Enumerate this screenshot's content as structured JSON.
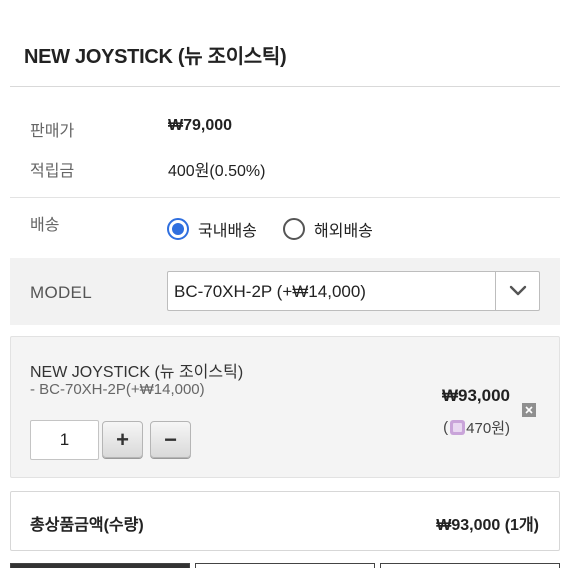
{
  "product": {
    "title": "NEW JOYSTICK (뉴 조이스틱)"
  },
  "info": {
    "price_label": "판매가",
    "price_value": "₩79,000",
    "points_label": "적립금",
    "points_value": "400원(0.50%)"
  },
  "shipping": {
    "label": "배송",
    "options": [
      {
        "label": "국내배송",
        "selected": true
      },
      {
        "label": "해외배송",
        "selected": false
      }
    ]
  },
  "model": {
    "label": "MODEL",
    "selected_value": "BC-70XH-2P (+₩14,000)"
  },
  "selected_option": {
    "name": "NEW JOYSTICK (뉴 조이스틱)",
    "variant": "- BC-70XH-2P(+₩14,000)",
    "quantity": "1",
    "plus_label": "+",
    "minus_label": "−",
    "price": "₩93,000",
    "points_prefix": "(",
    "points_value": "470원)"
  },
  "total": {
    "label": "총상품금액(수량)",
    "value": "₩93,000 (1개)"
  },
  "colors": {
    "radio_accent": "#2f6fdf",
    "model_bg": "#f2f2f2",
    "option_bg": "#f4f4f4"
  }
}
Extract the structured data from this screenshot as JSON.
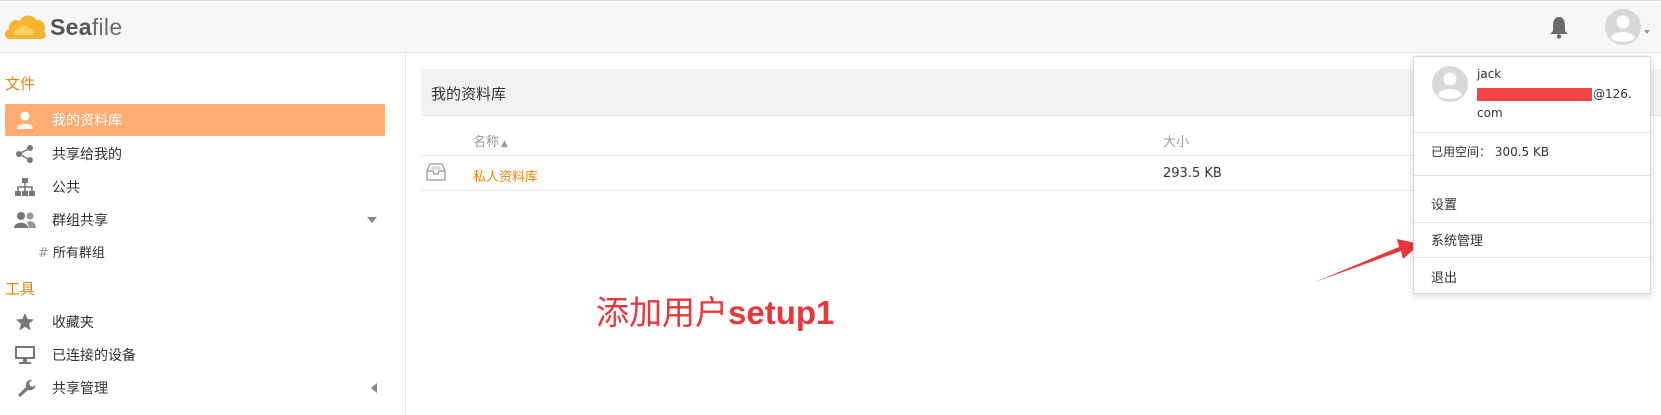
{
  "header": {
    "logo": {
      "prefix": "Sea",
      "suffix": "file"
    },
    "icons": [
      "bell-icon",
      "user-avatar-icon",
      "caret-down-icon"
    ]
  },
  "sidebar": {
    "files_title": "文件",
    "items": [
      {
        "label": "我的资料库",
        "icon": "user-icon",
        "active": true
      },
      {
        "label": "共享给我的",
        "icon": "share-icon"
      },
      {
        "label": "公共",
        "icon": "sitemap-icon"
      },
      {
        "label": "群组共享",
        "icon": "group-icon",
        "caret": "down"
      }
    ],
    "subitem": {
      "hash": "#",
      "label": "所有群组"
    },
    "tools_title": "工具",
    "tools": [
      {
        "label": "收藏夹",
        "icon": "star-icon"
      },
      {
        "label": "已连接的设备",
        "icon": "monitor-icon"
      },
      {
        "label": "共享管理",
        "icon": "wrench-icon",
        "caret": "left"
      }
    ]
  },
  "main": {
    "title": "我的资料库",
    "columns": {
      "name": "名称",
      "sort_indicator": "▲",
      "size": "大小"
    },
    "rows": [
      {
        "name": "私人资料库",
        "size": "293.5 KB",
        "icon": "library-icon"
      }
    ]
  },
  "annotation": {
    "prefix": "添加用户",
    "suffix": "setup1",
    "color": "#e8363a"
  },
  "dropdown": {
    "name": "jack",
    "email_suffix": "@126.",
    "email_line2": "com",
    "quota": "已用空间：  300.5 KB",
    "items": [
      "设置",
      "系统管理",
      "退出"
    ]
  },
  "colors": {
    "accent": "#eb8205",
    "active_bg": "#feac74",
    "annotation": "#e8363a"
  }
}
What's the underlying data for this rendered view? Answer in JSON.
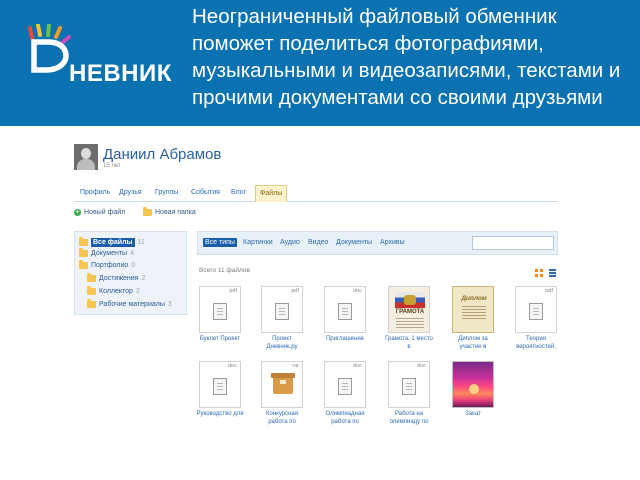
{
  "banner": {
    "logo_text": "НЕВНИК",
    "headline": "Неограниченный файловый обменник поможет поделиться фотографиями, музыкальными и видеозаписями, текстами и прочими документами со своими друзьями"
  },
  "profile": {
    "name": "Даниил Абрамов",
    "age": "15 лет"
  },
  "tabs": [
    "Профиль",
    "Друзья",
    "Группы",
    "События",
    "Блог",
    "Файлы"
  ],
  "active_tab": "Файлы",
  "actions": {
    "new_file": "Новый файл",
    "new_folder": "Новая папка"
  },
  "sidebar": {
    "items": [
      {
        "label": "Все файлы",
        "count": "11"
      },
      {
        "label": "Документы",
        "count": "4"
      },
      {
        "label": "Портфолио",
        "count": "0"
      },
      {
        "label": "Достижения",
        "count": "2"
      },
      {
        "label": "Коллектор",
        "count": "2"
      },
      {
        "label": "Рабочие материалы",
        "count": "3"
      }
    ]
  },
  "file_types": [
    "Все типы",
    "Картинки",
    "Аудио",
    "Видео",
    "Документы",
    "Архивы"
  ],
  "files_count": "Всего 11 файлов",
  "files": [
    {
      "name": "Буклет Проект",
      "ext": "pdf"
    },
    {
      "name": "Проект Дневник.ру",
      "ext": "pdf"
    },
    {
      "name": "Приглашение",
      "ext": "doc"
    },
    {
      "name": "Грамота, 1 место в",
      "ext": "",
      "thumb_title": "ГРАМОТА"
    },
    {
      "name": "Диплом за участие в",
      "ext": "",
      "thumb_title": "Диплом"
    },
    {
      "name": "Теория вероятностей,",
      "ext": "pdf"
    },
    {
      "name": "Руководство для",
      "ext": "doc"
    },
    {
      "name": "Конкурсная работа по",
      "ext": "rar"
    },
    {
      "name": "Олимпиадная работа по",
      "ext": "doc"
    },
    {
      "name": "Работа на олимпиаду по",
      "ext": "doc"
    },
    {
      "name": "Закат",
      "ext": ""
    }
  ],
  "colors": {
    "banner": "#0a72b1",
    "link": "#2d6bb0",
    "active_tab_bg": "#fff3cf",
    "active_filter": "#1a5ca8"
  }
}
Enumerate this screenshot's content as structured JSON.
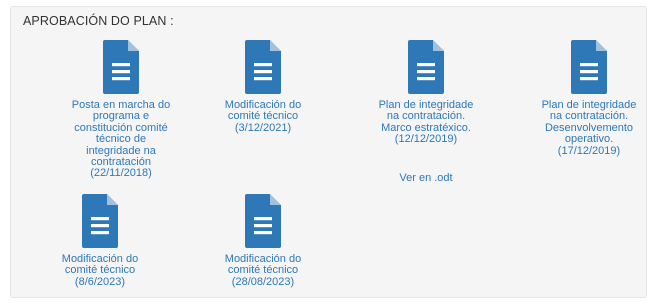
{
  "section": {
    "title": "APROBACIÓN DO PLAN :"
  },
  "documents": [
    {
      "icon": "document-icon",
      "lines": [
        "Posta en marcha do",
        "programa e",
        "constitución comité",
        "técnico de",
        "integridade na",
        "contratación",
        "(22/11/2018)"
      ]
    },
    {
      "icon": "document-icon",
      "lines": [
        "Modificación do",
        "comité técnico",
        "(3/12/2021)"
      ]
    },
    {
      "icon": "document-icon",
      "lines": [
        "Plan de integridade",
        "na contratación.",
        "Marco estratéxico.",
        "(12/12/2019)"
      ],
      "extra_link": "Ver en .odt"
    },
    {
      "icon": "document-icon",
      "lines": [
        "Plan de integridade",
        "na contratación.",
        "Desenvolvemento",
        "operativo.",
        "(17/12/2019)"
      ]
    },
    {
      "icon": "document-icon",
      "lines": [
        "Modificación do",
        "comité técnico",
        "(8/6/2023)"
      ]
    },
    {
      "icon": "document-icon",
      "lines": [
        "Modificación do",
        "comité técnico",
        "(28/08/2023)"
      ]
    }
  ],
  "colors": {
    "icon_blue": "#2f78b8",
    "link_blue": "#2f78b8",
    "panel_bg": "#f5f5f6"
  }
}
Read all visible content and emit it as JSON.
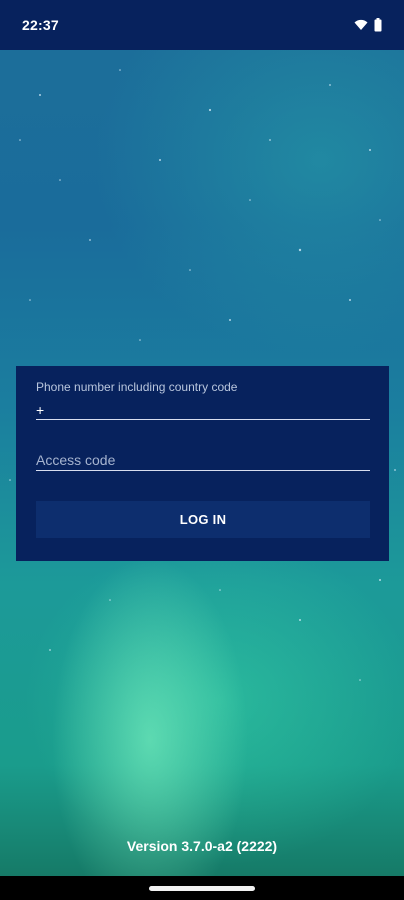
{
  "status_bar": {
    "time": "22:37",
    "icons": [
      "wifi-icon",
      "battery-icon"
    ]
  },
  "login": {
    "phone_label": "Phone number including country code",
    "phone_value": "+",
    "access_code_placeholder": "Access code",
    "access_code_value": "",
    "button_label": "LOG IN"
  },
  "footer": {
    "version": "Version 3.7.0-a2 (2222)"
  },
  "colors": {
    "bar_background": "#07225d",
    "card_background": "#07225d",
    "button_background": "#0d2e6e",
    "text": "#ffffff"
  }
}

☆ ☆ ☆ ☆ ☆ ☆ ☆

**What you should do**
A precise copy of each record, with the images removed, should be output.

**Task response**
Enumerate this screenshot's content as structured JSON.
{
  "product": {
    "title": "NEW JOYSTICK (뉴 조이스틱)"
  },
  "info": {
    "price_label": "판매가",
    "price_value": "₩79,000",
    "points_label": "적립금",
    "points_value": "400원(0.50%)"
  },
  "shipping": {
    "label": "배송",
    "options": [
      {
        "label": "국내배송",
        "selected": true
      },
      {
        "label": "해외배송",
        "selected": false
      }
    ]
  },
  "model": {
    "label": "MODEL",
    "selected_value": "BC-70XH-2P (+₩14,000)"
  },
  "selected_option": {
    "name": "NEW JOYSTICK (뉴 조이스틱)",
    "variant": "- BC-70XH-2P(+₩14,000)",
    "quantity": "1",
    "plus_label": "+",
    "minus_label": "−",
    "price": "₩93,000",
    "points_prefix": "(",
    "points_value": "470원)"
  },
  "total": {
    "label": "총상품금액(수량)",
    "value": "₩93,000 (1개)"
  },
  "colors": {
    "radio_accent": "#2f6fdf",
    "model_bg": "#f2f2f2",
    "option_bg": "#f4f4f4"
  }
}
Extract the structured data from this screenshot as JSON.
{
  "header": {
    "logo": {
      "prefix": "Sea",
      "suffix": "file"
    },
    "icons": [
      "bell-icon",
      "user-avatar-icon",
      "caret-down-icon"
    ]
  },
  "sidebar": {
    "files_title": "文件",
    "items": [
      {
        "label": "我的资料库",
        "icon": "user-icon",
        "active": true
      },
      {
        "label": "共享给我的",
        "icon": "share-icon"
      },
      {
        "label": "公共",
        "icon": "sitemap-icon"
      },
      {
        "label": "群组共享",
        "icon": "group-icon",
        "caret": "down"
      }
    ],
    "subitem": {
      "hash": "#",
      "label": "所有群组"
    },
    "tools_title": "工具",
    "tools": [
      {
        "label": "收藏夹",
        "icon": "star-icon"
      },
      {
        "label": "已连接的设备",
        "icon": "monitor-icon"
      },
      {
        "label": "共享管理",
        "icon": "wrench-icon",
        "caret": "left"
      }
    ]
  },
  "main": {
    "title": "我的资料库",
    "columns": {
      "name": "名称",
      "sort_indicator": "▲",
      "size": "大小"
    },
    "rows": [
      {
        "name": "私人资料库",
        "size": "293.5 KB",
        "icon": "library-icon"
      }
    ]
  },
  "annotation": {
    "prefix": "添加用户",
    "suffix": "setup1",
    "color": "#e8363a"
  },
  "dropdown": {
    "name": "jack",
    "email_suffix": "@126.",
    "email_line2": "com",
    "quota": "已用空间：  300.5 KB",
    "items": [
      "设置",
      "系统管理",
      "退出"
    ]
  },
  "colors": {
    "accent": "#eb8205",
    "active_bg": "#feac74",
    "annotation": "#e8363a"
  }
}
What's the underlying data for this rendered view? Answer in JSON.
{
  "banner": {
    "logo_text": "НЕВНИК",
    "headline": "Неограниченный файловый обменник поможет поделиться фотографиями, музыкальными и видеозаписями, текстами и прочими документами со своими друзьями"
  },
  "profile": {
    "name": "Даниил Абрамов",
    "age": "15 лет"
  },
  "tabs": [
    "Профиль",
    "Друзья",
    "Группы",
    "События",
    "Блог",
    "Файлы"
  ],
  "active_tab": "Файлы",
  "actions": {
    "new_file": "Новый файл",
    "new_folder": "Новая папка"
  },
  "sidebar": {
    "items": [
      {
        "label": "Все файлы",
        "count": "11"
      },
      {
        "label": "Документы",
        "count": "4"
      },
      {
        "label": "Портфолио",
        "count": "0"
      },
      {
        "label": "Достижения",
        "count": "2"
      },
      {
        "label": "Коллектор",
        "count": "2"
      },
      {
        "label": "Рабочие материалы",
        "count": "3"
      }
    ]
  },
  "file_types": [
    "Все типы",
    "Картинки",
    "Аудио",
    "Видео",
    "Документы",
    "Архивы"
  ],
  "files_count": "Всего 11 файлов",
  "files": [
    {
      "name": "Буклет Проект",
      "ext": "pdf"
    },
    {
      "name": "Проект Дневник.ру",
      "ext": "pdf"
    },
    {
      "name": "Приглашение",
      "ext": "doc"
    },
    {
      "name": "Грамота, 1 место в",
      "ext": "",
      "thumb_title": "ГРАМОТА"
    },
    {
      "name": "Диплом за участие в",
      "ext": "",
      "thumb_title": "Диплом"
    },
    {
      "name": "Теория вероятностей,",
      "ext": "pdf"
    },
    {
      "name": "Руководство для",
      "ext": "doc"
    },
    {
      "name": "Конкурсная работа по",
      "ext": "rar"
    },
    {
      "name": "Олимпиадная работа по",
      "ext": "doc"
    },
    {
      "name": "Работа на олимпиаду по",
      "ext": "doc"
    },
    {
      "name": "Закат",
      "ext": ""
    }
  ],
  "colors": {
    "banner": "#0a72b1",
    "link": "#2d6bb0",
    "active_tab_bg": "#fff3cf",
    "active_filter": "#1a5ca8"
  }
}
Enumerate this screenshot's content as structured JSON.
{
  "section": {
    "title": "APROBACIÓN DO PLAN :"
  },
  "documents": [
    {
      "icon": "document-icon",
      "lines": [
        "Posta en marcha do",
        "programa e",
        "constitución comité",
        "técnico de",
        "integridade na",
        "contratación",
        "(22/11/2018)"
      ]
    },
    {
      "icon": "document-icon",
      "lines": [
        "Modificación do",
        "comité técnico",
        "(3/12/2021)"
      ]
    },
    {
      "icon": "document-icon",
      "lines": [
        "Plan de integridade",
        "na contratación.",
        "Marco estratéxico.",
        "(12/12/2019)"
      ],
      "extra_link": "Ver en .odt"
    },
    {
      "icon": "document-icon",
      "lines": [
        "Plan de integridade",
        "na contratación.",
        "Desenvolvemento",
        "operativo.",
        "(17/12/2019)"
      ]
    },
    {
      "icon": "document-icon",
      "lines": [
        "Modificación do",
        "comité técnico",
        "(8/6/2023)"
      ]
    },
    {
      "icon": "document-icon",
      "lines": [
        "Modificación do",
        "comité técnico",
        "(28/08/2023)"
      ]
    }
  ],
  "colors": {
    "icon_blue": "#2f78b8",
    "link_blue": "#2f78b8",
    "panel_bg": "#f5f5f6"
  }
}
Read all visible content and emit it as JSON.
{
  "status_bar": {
    "time": "22:37",
    "icons": [
      "wifi-icon",
      "battery-icon"
    ]
  },
  "login": {
    "phone_label": "Phone number including country code",
    "phone_value": "+",
    "access_code_placeholder": "Access code",
    "access_code_value": "",
    "button_label": "LOG IN"
  },
  "footer": {
    "version": "Version 3.7.0-a2 (2222)"
  },
  "colors": {
    "bar_background": "#07225d",
    "card_background": "#07225d",
    "button_background": "#0d2e6e",
    "text": "#ffffff"
  }
}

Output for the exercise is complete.